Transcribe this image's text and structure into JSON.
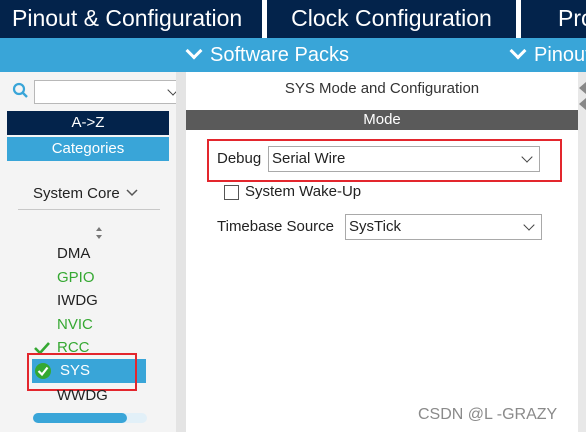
{
  "tabs": [
    {
      "label": "Pinout & Configuration",
      "active": true
    },
    {
      "label": "Clock Configuration",
      "active": false
    },
    {
      "label": "Pro",
      "active": false
    }
  ],
  "subbar": {
    "software_packs": "Software Packs",
    "pinout": "Pinout"
  },
  "left": {
    "search": {
      "value": "",
      "placeholder": ""
    },
    "az_label": "A->Z",
    "categories_label": "Categories",
    "section": "System Core",
    "items": [
      {
        "label": "DMA",
        "state": "normal"
      },
      {
        "label": "GPIO",
        "state": "enabled"
      },
      {
        "label": "IWDG",
        "state": "normal"
      },
      {
        "label": "NVIC",
        "state": "enabled"
      },
      {
        "label": "RCC",
        "state": "configured"
      },
      {
        "label": "SYS",
        "state": "selected"
      },
      {
        "label": "WWDG",
        "state": "normal"
      }
    ]
  },
  "right": {
    "title": "SYS Mode and Configuration",
    "mode_header": "Mode",
    "debug_label": "Debug",
    "debug_value": "Serial Wire",
    "wakeup_label": "System Wake-Up",
    "wakeup_checked": false,
    "timebase_label": "Timebase Source",
    "timebase_value": "SysTick"
  },
  "watermark": "CSDN @L -GRAZY",
  "colors": {
    "navy": "#03234b",
    "blue": "#39a5d8",
    "green": "#35a832",
    "red": "#e3262d",
    "mode_bar": "#5a5a5a"
  }
}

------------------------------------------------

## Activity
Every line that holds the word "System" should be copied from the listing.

## Problem solution
    "section": "System Core",
    "wakeup_label": "System Wake-Up",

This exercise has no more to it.